Your instructions – On how many lines of the data below does the word "Chancerly" appear? Reply with the number only.
◇ ◇ ◇ ◇ ◇ ◇ ◇
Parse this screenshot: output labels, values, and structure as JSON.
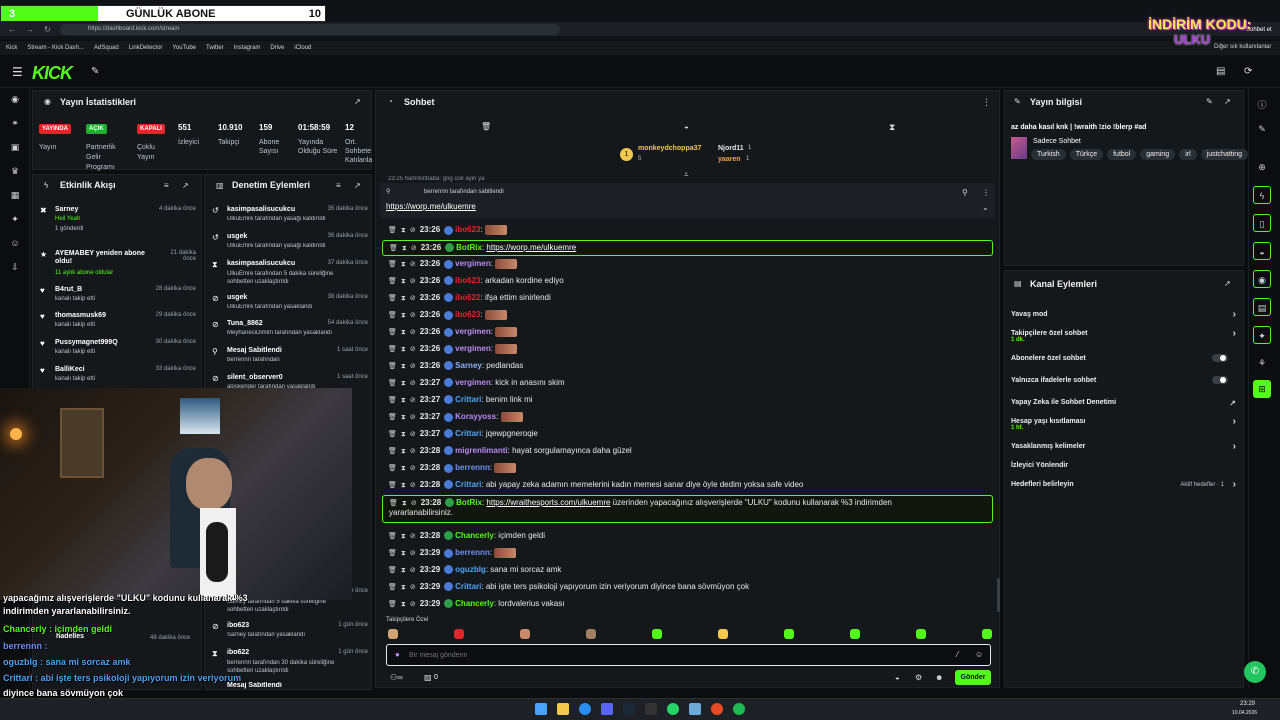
{
  "overlay": {
    "sub_goal_title": "GÜNLÜK ABONE",
    "sub_goal_current": "3",
    "sub_goal_target": "10",
    "sub_goal_progress": 0.3,
    "promo_line1": "İNDİRİM KODU:",
    "promo_line2": "ULKU"
  },
  "browser": {
    "url": "https://dashboard.kick.com/stream",
    "bookmarks": [
      "Kick",
      "Stream - Kick Dash...",
      "AdSquad",
      "LinkDetector",
      "YouTube",
      "Twitter",
      "Instagram",
      "Drive",
      "iCloud"
    ],
    "other_bookmarks": "Diğer sık kullanılanlar",
    "sohbet_btn": "Sohbet et"
  },
  "stats": {
    "title": "Yayın İstatistikleri",
    "badges": [
      {
        "label": "YAYINDA",
        "color": "#e0262b",
        "caption": "Yayın"
      },
      {
        "label": "AÇIK",
        "color": "#1fae2e",
        "caption": "Partnerlik Gelir Programı"
      },
      {
        "label": "KAPALI",
        "color": "#e0262b",
        "caption": "Çoklu Yayın"
      }
    ],
    "items": [
      {
        "value": "551",
        "label": "İzleyici"
      },
      {
        "value": "10.910",
        "label": "Takipçi"
      },
      {
        "value": "159",
        "label": "Abone Sayısı"
      },
      {
        "value": "01:58:59",
        "label": "Yayında Olduğu Süre"
      },
      {
        "value": "12",
        "label": "Ort. Sohbete Katılanla"
      }
    ]
  },
  "activity": {
    "title": "Etkinlik Akışı",
    "items": [
      {
        "name": "Sarney",
        "sub": "Heil Yeah",
        "extra": "1 gönderdi",
        "time": "4 dakika önce"
      },
      {
        "name": "AYEMABEY yeniden abone oldu!",
        "sub": "11 aylık abone oldular",
        "extra": "",
        "time": "21 dakika önce"
      },
      {
        "name": "B4rut_B",
        "sub": "kanalı takip etti",
        "extra": "",
        "time": "28 dakika önce"
      },
      {
        "name": "thomasmusk69",
        "sub": "kanalı takip etti",
        "extra": "",
        "time": "29 dakika önce"
      },
      {
        "name": "Pussymagnet999Q",
        "sub": "kanalı takip etti",
        "extra": "",
        "time": "30 dakika önce"
      },
      {
        "name": "BalliKeci",
        "sub": "kanalı takip etti",
        "extra": "",
        "time": "33 dakika önce"
      }
    ]
  },
  "moderation": {
    "title": "Denetim Eylemleri",
    "items": [
      {
        "name": "kasimpasalisucukcu",
        "sub": "UlkuEmre tarafından yasağı kaldırıldı",
        "time": "35 dakika önce"
      },
      {
        "name": "usgek",
        "sub": "UlkuEmre tarafından yasağı kaldırıldı",
        "time": "36 dakika önce"
      },
      {
        "name": "kasimpasalisucukcu",
        "sub": "UlkuEmre tarafından 5 dakika süreliğine sohbetten uzaklaştırıldı",
        "time": "37 dakika önce"
      },
      {
        "name": "usgek",
        "sub": "UlkuEmre tarafından yasaklandı",
        "time": "38 dakika önce"
      },
      {
        "name": "Tuna_8862",
        "sub": "MeyhaneciDimitri tarafından yasaklandı",
        "time": "54 dakika önce"
      },
      {
        "name": "Mesaj Sabitlendi",
        "sub": "berrennn tarafından",
        "time": "1 saat önce"
      },
      {
        "name": "silent_observer0",
        "sub": "aloskender tarafından yasaklandı",
        "time": "1 saat önce"
      },
      {
        "name": "tugol12",
        "sub": "Sarney tarafından 5 dakika süreliğine sohbetten uzaklaştırıldı",
        "time": "1 gün önce"
      },
      {
        "name": "hadelles",
        "sub": "",
        "time": "48 dakika önce"
      },
      {
        "name": "ibo623",
        "sub": "Sarney tarafından yasaklandı",
        "time": "1 gün önce"
      },
      {
        "name": "ibo622",
        "sub": "berrennn tarafından 30 dakika süreliğine sohbetten uzaklaştırıldı",
        "time": "1 gün önce"
      },
      {
        "name": "Mesaj Sabitlendi",
        "sub": "",
        "time": ""
      }
    ]
  },
  "chat": {
    "title": "Sohbet",
    "top_gifters": [
      {
        "name": "monkeydchoppa37",
        "count": "5"
      },
      {
        "name": "Njord11",
        "count": "1"
      },
      {
        "name": "yaaren",
        "count": "1"
      }
    ],
    "cut_line": "23:25 hamrkinbaba: gog cok ayin ya",
    "pinned_by": "berrennn tarafından sabitlendi",
    "pinned_link": "https://worp.me/ulkuemre",
    "messages": [
      {
        "time": "23:26",
        "user": "ibo623",
        "color": "#e0262b",
        "text": "",
        "emote": true,
        "hl": false
      },
      {
        "time": "23:26",
        "user": "BotRix",
        "color": "#53fc18",
        "text": "",
        "link": "https://worp.me/ulkuemre",
        "hl": true
      },
      {
        "time": "23:26",
        "user": "vergimen",
        "color": "#b98af2",
        "text": "",
        "emote": true,
        "hl": false
      },
      {
        "time": "23:26",
        "user": "ibo623",
        "color": "#e0262b",
        "text": "arkadan kordine ediyo",
        "hl": false
      },
      {
        "time": "23:26",
        "user": "ibo622",
        "color": "#e0262b",
        "text": "ifşa ettim sinirlendi",
        "hl": false
      },
      {
        "time": "23:26",
        "user": "ibo623",
        "color": "#e0262b",
        "text": "",
        "emote": true,
        "hl": false
      },
      {
        "time": "23:26",
        "user": "vergimen",
        "color": "#b98af2",
        "text": "",
        "emote": true,
        "hl": false
      },
      {
        "time": "23:26",
        "user": "vergimen",
        "color": "#b98af2",
        "text": "",
        "emote": true,
        "hl": false
      },
      {
        "time": "23:26",
        "user": "Sarney",
        "color": "#8ab4f8",
        "text": "pedlandas",
        "hl": false
      },
      {
        "time": "23:27",
        "user": "vergimen",
        "color": "#b98af2",
        "text": "kick in anasını skim",
        "hl": false
      },
      {
        "time": "23:27",
        "user": "Crittari",
        "color": "#4fa3f7",
        "text": "benim link mi",
        "hl": false
      },
      {
        "time": "23:27",
        "user": "Korayyoss",
        "color": "#b98af2",
        "text": "",
        "emote": true,
        "hl": false
      },
      {
        "time": "23:27",
        "user": "Crittari",
        "color": "#4fa3f7",
        "text": "jqewpgneroqie",
        "hl": false
      },
      {
        "time": "23:28",
        "user": "migrenlimanti",
        "color": "#b98af2",
        "text": "hayat sorgulamayınca daha güzel",
        "hl": false
      },
      {
        "time": "23:28",
        "user": "berrennn",
        "color": "#6f8ff7",
        "text": "",
        "emote": true,
        "hl": false
      },
      {
        "time": "23:28",
        "user": "Crittari",
        "color": "#4fa3f7",
        "text": "abi yapay zeka adamın memelerini kadın memesi sanar diye öyle dedim yoksa safe video",
        "hl": false
      },
      {
        "time": "23:28",
        "user": "BotRix",
        "color": "#53fc18",
        "text": "üzerinden yapacağınız alışverişlerde \"ULKU\" kodunu kullanarak %3 indirimden",
        "text2": "yararlanabilirsiniz.",
        "link": "https://wraithesports.com/ulkuemre",
        "hl": true
      },
      {
        "time": "23:28",
        "user": "Chancerly",
        "color": "#53fc18",
        "text": "içimden geldi",
        "hl": false
      },
      {
        "time": "23:29",
        "user": "berrennn",
        "color": "#6f8ff7",
        "text": "",
        "emote": true,
        "hl": false
      },
      {
        "time": "23:29",
        "user": "oguzblg",
        "color": "#4fa3f7",
        "text": "sana mi sorcaz amk",
        "hl": false
      },
      {
        "time": "23:29",
        "user": "Crittari",
        "color": "#4fa3f7",
        "text": "abi işte ters psikoloji yapıyorum izin veriyorum diyince bana sövmüyon çok",
        "hl": false
      },
      {
        "time": "23:29",
        "user": "Chancerly",
        "color": "#53fc18",
        "text": "lordvalerius vakası",
        "hl": false
      }
    ],
    "followers_only_label": "Takipçilere Özel",
    "input_placeholder": "Bir mesaj gönderin",
    "send_label": "Gönder",
    "count_a": "0"
  },
  "info": {
    "title": "Yayın bilgisi",
    "stream_title": "az daha kasıl knk | !wraith !zio !blerp #ad",
    "category": "Sadece Sohbet",
    "tags": [
      "Turkish",
      "Türkçe",
      "futbol",
      "gaming",
      "irl",
      "justchatting"
    ]
  },
  "channel_actions": {
    "title": "Kanal Eylemleri",
    "rows": [
      {
        "label": "Yavaş mod",
        "type": "chev",
        "sub": ""
      },
      {
        "label": "Takipçilere özel sohbet",
        "type": "chev",
        "sub": "1 dk."
      },
      {
        "label": "Abonelere özel sohbet",
        "type": "toggle",
        "sub": ""
      },
      {
        "label": "Yalnızca ifadelerle sohbet",
        "type": "toggle",
        "sub": ""
      },
      {
        "label": "Yapay Zeka ile Sohbet Denetimi",
        "type": "ext",
        "sub": ""
      },
      {
        "label": "Hesap yaşı kısıtlaması",
        "type": "chev",
        "sub": "1 hf."
      },
      {
        "label": "Yasaklanmış kelimeler",
        "type": "chev",
        "sub": ""
      },
      {
        "label": "İzleyici Yönlendir",
        "type": "none",
        "sub": ""
      },
      {
        "label": "Hedefleri belirleyin",
        "type": "chev",
        "sub": "",
        "right": "Aktif hedefler · 1"
      }
    ]
  },
  "stream_overlay_chat": [
    {
      "text": "yapacağınız alışverişlerde \"ULKU\" kodunu kullanarak %3",
      "color": "#ffffff"
    },
    {
      "text": "indirimden yararlanabilirsiniz.",
      "color": "#ffffff"
    },
    {
      "text": "Chancerly : içimden geldi",
      "color": "#53fc18"
    },
    {
      "text": "berrennn :",
      "color": "#6f8ff7"
    },
    {
      "text": "oguzblg : sana mi sorcaz amk",
      "color": "#4fa3f7"
    },
    {
      "text": "Crittari : abi işte ters psikoloji yapıyorum izin veriyorum",
      "color": "#4fa3f7"
    },
    {
      "text": "diyince bana sövmüyon çok",
      "color": "#ffffff"
    },
    {
      "text": "Chancerly : lordvalerius vakası",
      "color": "#53fc18"
    }
  ],
  "clock": {
    "time": "23:29",
    "date": "10.04.2026"
  }
}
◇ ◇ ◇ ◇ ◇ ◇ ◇
Exercise output – 4